As a child, Tudor studied the piano, and in 1942, he passed the exam to become a member of the American Guild of Organists. Between 1945 and 1947, he was organist for the Trinity Church in Swarthmore (Pennsylvania, U.S.), after which he studied piano with Irma Wolpe. Her husband, composer Stepan Wolpe, began to train Tudor on a more modern repertoire for the piano. As a concert pianist, Tudor performed in numerous recitals, primarily in New York (N.Y., U.S.), and interpreted for the first time many works by composers John Cage, Morton Feldman, Earle Brown and Christian Wolff. Together with these artists, most notably John Cage, Tudor developed musical notation methods based on indeterminacy and an atypical use of instruments.
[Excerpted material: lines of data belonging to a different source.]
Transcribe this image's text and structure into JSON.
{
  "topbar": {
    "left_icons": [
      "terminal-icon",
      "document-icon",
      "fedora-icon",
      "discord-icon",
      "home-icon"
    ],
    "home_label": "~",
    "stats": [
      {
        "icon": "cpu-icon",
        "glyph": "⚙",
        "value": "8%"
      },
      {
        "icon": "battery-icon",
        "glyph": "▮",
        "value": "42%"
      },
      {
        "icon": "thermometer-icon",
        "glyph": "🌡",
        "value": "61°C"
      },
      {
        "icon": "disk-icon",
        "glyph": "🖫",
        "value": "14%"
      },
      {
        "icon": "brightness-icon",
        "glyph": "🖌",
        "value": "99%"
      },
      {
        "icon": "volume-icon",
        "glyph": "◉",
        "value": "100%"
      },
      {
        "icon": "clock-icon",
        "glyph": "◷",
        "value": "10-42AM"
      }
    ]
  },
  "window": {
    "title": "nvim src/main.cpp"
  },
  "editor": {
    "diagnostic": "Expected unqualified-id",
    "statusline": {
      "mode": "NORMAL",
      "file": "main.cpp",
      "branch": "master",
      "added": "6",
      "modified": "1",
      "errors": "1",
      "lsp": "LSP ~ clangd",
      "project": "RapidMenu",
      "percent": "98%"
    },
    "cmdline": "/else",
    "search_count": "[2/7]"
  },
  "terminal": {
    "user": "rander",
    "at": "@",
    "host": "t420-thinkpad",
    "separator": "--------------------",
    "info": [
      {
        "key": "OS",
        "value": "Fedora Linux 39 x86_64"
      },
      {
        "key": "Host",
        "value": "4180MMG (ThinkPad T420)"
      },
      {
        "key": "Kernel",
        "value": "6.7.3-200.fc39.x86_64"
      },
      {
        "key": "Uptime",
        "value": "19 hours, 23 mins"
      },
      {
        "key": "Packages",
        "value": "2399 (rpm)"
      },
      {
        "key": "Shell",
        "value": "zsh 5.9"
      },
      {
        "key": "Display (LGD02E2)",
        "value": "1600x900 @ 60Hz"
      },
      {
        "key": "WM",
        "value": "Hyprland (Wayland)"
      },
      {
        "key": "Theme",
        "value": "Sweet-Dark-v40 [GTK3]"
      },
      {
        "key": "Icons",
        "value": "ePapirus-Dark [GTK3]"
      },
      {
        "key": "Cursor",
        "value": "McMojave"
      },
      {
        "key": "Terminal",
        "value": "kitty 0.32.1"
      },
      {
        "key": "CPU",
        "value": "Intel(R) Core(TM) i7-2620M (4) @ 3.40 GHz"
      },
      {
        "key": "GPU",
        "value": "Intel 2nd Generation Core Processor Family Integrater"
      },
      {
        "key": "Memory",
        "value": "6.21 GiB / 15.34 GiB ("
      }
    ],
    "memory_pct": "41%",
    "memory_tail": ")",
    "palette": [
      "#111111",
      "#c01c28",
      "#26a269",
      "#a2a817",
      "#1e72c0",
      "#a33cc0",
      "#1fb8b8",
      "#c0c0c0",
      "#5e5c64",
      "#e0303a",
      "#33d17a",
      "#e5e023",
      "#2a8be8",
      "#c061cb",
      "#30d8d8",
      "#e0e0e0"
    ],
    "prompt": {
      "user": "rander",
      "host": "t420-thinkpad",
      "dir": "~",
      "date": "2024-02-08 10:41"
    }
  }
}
Between 1951 and 1953, he participated in a summer course at Black Mountain College (Asheville, North Carolina, U.S.) and taught from time to time (1956, 1958, 1959, 1961) at the Internationale Ferienkurse fur Neue Musik (Darmstadt, Germany). From 1953 onward, he often interpreted works by John Cage for the Merce Cunningham Company (following the death of Cage in 1992, Tudor became musical director for the company). In the latter half of the 1960s, he gradually abandoned his career as a pianist to focus exclusively on electronic compositions. During this period, he wrote two pieces that featured technological components activated by the performer, during Bandoneon! (a combine)
, presented as part of 9 Evenings
in 1966, and Rainforest
In 1970, Tudor designed the Pepsi Pavilion at Expo ’70 in Osaka with many other E.A.T. members, including Robert Breer. In 1973, he formed the group Composers Inside Electronics, which allowed composers to play electronic works for which they themselves had built the circuitry. In the 1970s, 1980s and 1990s, Tudor continued to collaborate with John Cage, Jackie Matisse, Lowell Cross, Molly Davies, Viola Farber, Anthony Martin, Robert Rauschenberg and Sophia Ogielska.
[Documents available in the collection about David Tudor...]
[Documents available in the collection by David Tudor...]